DATA FOR PROCESSING ::
########################################

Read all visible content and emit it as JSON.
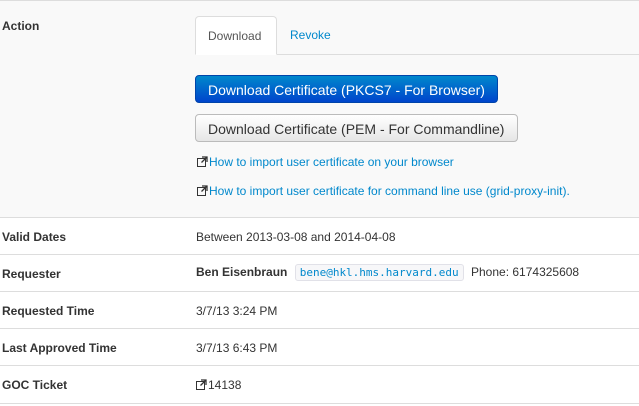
{
  "action": {
    "label": "Action",
    "tabs": [
      {
        "label": "Download",
        "active": true
      },
      {
        "label": "Revoke",
        "active": false
      }
    ],
    "buttons": {
      "download_pkcs7": "Download Certificate (PKCS7 - For Browser)",
      "download_pem": "Download Certificate (PEM - For Commandline)"
    },
    "links": {
      "browser_import": "How to import user certificate on your browser",
      "cmdline_import": "How to import user certificate for command line use (grid-proxy-init)."
    }
  },
  "valid_dates": {
    "label": "Valid Dates",
    "value": "Between 2013-03-08 and 2014-04-08"
  },
  "requester": {
    "label": "Requester",
    "name": "Ben Eisenbraun",
    "email": "bene@hkl.hms.harvard.edu",
    "phone": "Phone: 6174325608"
  },
  "requested_time": {
    "label": "Requested Time",
    "value": "3/7/13 3:24 PM"
  },
  "last_approved_time": {
    "label": "Last Approved Time",
    "value": "3/7/13 6:43 PM"
  },
  "goc_ticket": {
    "label": "GOC Ticket",
    "value": "14138"
  },
  "icons": {
    "external_link": "external-link-icon"
  },
  "colors": {
    "link": "#0088cc",
    "primary_button": "#0055cc",
    "border": "#dddddd"
  }
}
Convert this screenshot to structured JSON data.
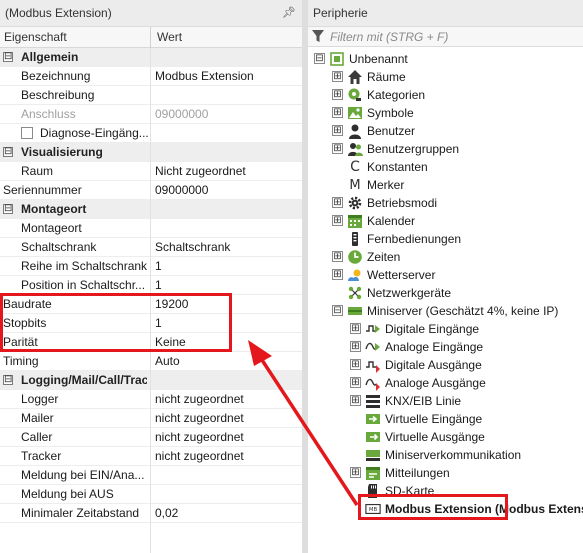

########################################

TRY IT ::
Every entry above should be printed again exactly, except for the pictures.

THE ANSWER ::
Read all visible content and emit it as JSON.
{
  "action": {
    "label": "Action",
    "tabs": [
      {
        "label": "Download",
        "active": true
      },
      {
        "label": "Revoke",
        "active": false
      }
    ],
    "buttons": {
      "download_pkcs7": "Download Certificate (PKCS7 - For Browser)",
      "download_pem": "Download Certificate (PEM - For Commandline)"
    },
    "links": {
      "browser_import": "How to import user certificate on your browser",
      "cmdline_import": "How to import user certificate for command line use (grid-proxy-init)."
    }
  },
  "valid_dates": {
    "label": "Valid Dates",
    "value": "Between 2013-03-08 and 2014-04-08"
  },
  "requester": {
    "label": "Requester",
    "name": "Ben Eisenbraun",
    "email": "bene@hkl.hms.harvard.edu",
    "phone": "Phone: 6174325608"
  },
  "requested_time": {
    "label": "Requested Time",
    "value": "3/7/13 3:24 PM"
  },
  "last_approved_time": {
    "label": "Last Approved Time",
    "value": "3/7/13 6:43 PM"
  },
  "goc_ticket": {
    "label": "GOC Ticket",
    "value": "14138"
  },
  "icons": {
    "external_link": "external-link-icon"
  },
  "colors": {
    "link": "#0088cc",
    "primary_button": "#0055cc",
    "border": "#dddddd"
  }
}
Convert this screenshot to structured JSON data.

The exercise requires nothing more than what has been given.